During the night I listened to the rumblings of the elephant feeding closeby and eventually I heard the distinctive sound of a lion roaring, probably +/- 10 kms away. Sound travels long distances over water. The next morning after breakfast we went birding in the mokoros and saw the black headed oriel; a hooded vulture; a southern black tit; a white bellied sunbird, a palm swallow, a tiny Pels fishing owl, which was being dive-bombed by starlings. The Goliath heron met us back at camp. I realised how relaxed and sedentary we had all become in the Delta. We cooked a pot of stew over a slow fire with defrosted chunks of impala, vegetables, and tinned tomatoes. We enjoyed a final feast with the guides. Mosquitoes were also feasting and rather bothersome. I was glad we had all been on a course of malaria tablets.

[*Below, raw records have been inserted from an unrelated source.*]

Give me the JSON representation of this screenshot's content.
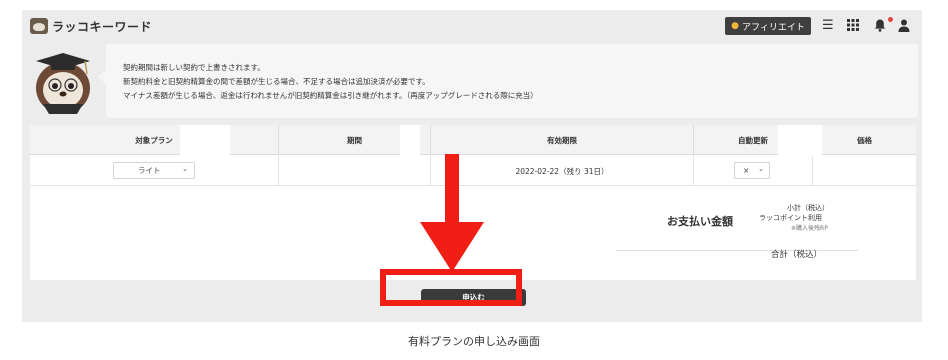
{
  "header": {
    "app_name": "ラッコキーワード",
    "affiliate_label": "アフィリエイト",
    "icons": [
      "coin-icon",
      "menu-icon",
      "grid-icon",
      "bell-icon",
      "user-icon"
    ]
  },
  "notice": {
    "lines": [
      "契約期間は新しい契約で上書きされます。",
      "新契約料金と旧契約精算金の間で差額が生じる場合、不足する場合は追加決済が必要です。",
      "マイナス差額が生じる場合、返金は行われませんが旧契約精算金は引き継がれます。（再度アップグレードされる際に充当）"
    ]
  },
  "table": {
    "headers": [
      "対象プラン",
      "期間",
      "有効期限",
      "自動更新",
      "価格"
    ],
    "row": {
      "plan": "ライト",
      "period": "",
      "expiry": "2022-02-22（残り 31日）",
      "auto_renew": "×",
      "price": ""
    }
  },
  "payment": {
    "title": "お支払い金額",
    "subtotal_label": "小計（税込）",
    "points_label": "ラッコポイント利用",
    "points_note": "※購入後残RP",
    "total_label": "合計（税込）"
  },
  "apply_button": "申込む",
  "caption": "有料プランの申し込み画面",
  "colors": {
    "annotation_red": "#f01e14",
    "button_dark": "#3a3a3a",
    "coin_gold": "#f3b83b",
    "notification_dot": "#e0463a"
  }
}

O ur flight out of the Delta departed at 11 am, so we returned in the mokoros, tipped the polers, gave them all our left-over food supplies, Sally’s tent, our medical bag and some clothing. We waved them goodbye and headed back to Maun where our car was parked. From there it was quite a journey to return home via Namibia. But that story can wait for another time.
I sincerely believe that life is on your side if you have a positive attitude. We were sensible; planned well; our mindset was harmonious; the air was crisp and clean; the vehicle was trustworthy; and my character made a difference to how it all unfolded. Challenges were presented. How you approach things determines the outcome. For example Diesel wasn’t readily available so it was prudent to fill up whenever it was on offer. I got heat stroke at one point and discovered the joy of wearing a wet cloth around my neck. Age never slowed me down and I embraced this adventure whole-heartedly. I would do it all again even if I was 80!